REQUIRED WORK:
Only a number is wanted: how many lines in the records below contain "name"?
::: DATA SHOWN
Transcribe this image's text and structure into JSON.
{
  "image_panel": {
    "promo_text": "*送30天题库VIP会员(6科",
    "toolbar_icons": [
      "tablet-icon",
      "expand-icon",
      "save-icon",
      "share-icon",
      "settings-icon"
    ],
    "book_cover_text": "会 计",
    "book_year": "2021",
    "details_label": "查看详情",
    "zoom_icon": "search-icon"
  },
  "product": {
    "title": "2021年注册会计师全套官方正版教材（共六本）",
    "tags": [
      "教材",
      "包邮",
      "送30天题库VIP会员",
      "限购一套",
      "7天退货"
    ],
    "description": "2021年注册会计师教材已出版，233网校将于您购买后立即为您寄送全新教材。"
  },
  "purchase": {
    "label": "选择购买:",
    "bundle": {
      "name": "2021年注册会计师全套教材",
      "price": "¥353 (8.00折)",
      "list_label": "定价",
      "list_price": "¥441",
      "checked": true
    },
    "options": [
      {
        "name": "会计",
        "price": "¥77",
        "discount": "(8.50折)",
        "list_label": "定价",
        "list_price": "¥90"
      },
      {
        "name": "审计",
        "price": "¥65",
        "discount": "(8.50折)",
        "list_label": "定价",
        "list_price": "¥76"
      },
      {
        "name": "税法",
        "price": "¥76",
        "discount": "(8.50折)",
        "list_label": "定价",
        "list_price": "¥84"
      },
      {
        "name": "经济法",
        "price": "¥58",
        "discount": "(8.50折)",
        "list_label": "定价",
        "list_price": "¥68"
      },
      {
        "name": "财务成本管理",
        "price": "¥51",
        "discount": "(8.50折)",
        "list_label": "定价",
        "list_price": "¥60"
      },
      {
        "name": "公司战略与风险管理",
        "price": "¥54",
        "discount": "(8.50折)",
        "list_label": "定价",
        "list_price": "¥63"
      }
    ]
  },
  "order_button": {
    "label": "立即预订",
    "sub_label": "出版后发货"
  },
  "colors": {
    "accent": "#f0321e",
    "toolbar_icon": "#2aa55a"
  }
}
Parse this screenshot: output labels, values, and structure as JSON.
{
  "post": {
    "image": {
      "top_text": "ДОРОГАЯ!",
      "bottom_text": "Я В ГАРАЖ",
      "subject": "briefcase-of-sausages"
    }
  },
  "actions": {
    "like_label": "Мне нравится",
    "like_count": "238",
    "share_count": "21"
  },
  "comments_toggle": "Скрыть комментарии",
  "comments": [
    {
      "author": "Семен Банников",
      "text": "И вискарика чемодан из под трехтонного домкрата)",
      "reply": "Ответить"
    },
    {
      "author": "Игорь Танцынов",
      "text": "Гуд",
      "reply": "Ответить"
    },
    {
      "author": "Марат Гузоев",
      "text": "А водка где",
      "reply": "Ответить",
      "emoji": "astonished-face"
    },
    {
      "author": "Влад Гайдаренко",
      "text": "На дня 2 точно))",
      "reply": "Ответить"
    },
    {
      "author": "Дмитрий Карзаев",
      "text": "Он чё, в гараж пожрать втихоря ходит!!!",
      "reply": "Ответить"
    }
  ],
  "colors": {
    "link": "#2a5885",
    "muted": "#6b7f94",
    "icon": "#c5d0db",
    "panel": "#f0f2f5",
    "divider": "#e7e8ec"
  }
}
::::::
RESPONSE:
7